Earlier this year, at meetings of the Mormon History Association in Calgary, Alberta, in June, Dinger’s book won another prestigious award: Best Documentary Book. Both awards are coveted by scholars working in the field of Latter Day Saint history.
“The Nauvoo City and High Council Minutes is one of the most critical resources available for anyone trying to untangle the complex story of Mormon Nauvoo,” said Lachlan Mackay from Independence. Mackay, Director of Historic Sites for the Community of Christ, is a member of the Whitmer Association awards committee. The association granted two book awards, the other, Best Biography, to Parley P. Pratt: The Apostle Paul of Mormonism by Terryl L. Givens, a Professor of English at the University of Richmond, and Matthew J. Grow, an employee of the LDS Church History Library in Salt Lake City.
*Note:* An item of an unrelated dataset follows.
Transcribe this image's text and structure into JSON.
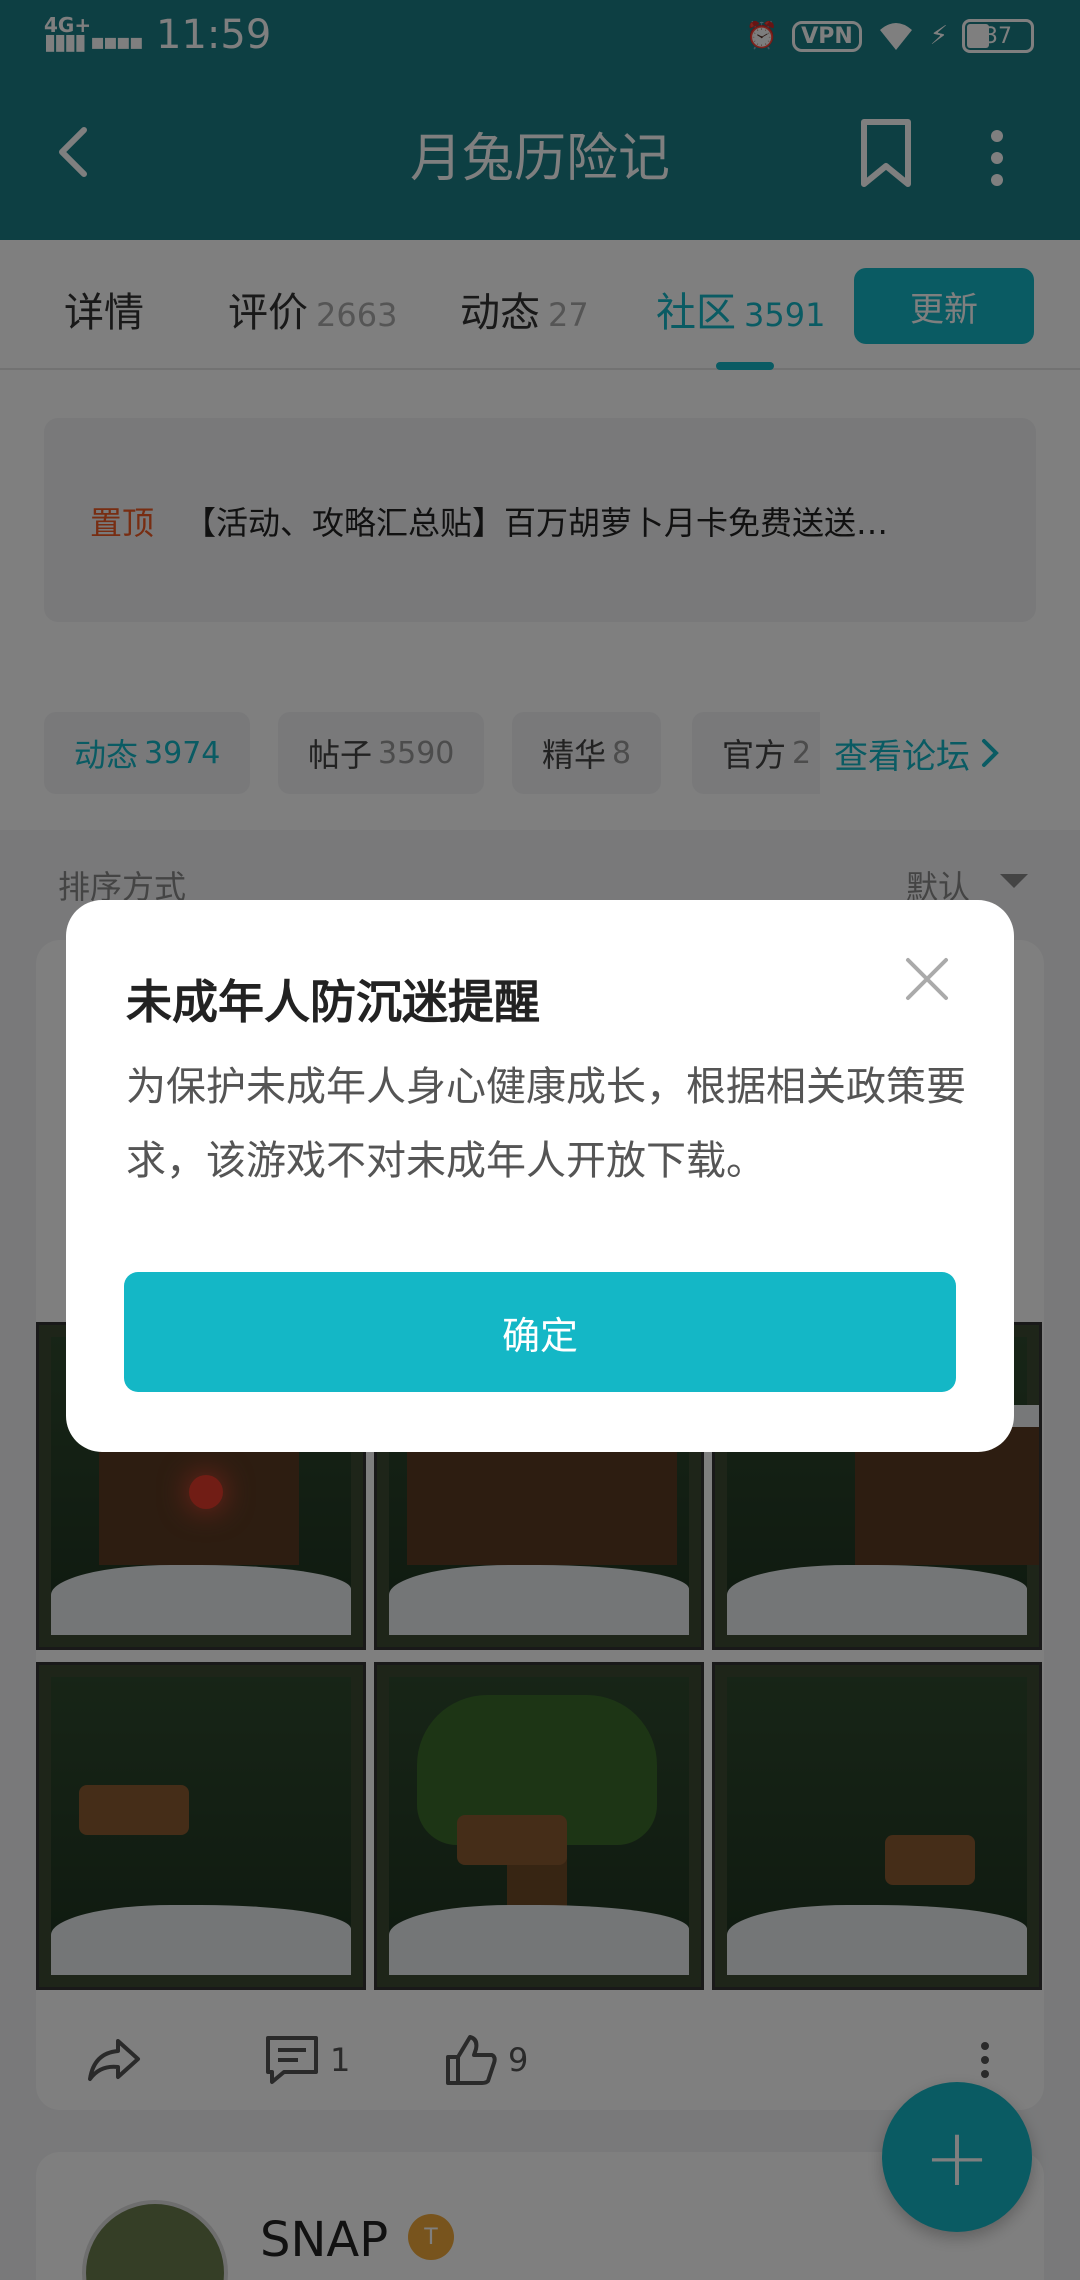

Dinger says of his own work, “I think the minutes enrich our understanding of Nauvoo. They show us an intelligent Joseph Smith, a courageous stake president William Marks, and a villain in the apostate John C. Bennett.” They also show “a city being formed from the ground up and the development of an important religious body.”
In the introduction to his 700-page book, he calls the minutes a “treasure trove of material relating to the religious and secular life of the early Latter-day Saints,” adding that “the documents are, I believe, two of the most important primary sources for the period.”
The municipal records deal with issues as benign as animal ordinances (free-range cattle were considered to have the rights of “free commoners”) to more controversial laws such as the one granting Joseph Smith exclusive right to sell whiskey in town. Council meetings were held in small rooms that were occasionally filled to capacity with curious townspeople. If too many spectators appeared, the council moved to a more spacious venue such as the Seventies Hall. The high council trial of Smith’s counselor, Sidney Rigdon, was held outdoors so that everyone who wanted to could attend. The charges and verdicts, and sometimes the minutes themselves, were published in church newspapers to dissuade others from contemplating sin.
“The book is well done and makes a significant contribution to the canon of published primary sources in Mormon studies,” writes attorney and historian Morris A. Thurston in a foreword to the book. The typescripts Dinger drew from are housed in the Beinecke Library at Yale University, the Marriott Library at the University of Utah, and the Merrill-Cazier Library at Utah State University. They were prepared by historians who had access to the documents during the 1970s when the LDS Church History Library’s collections were more open.
September 22, 2012.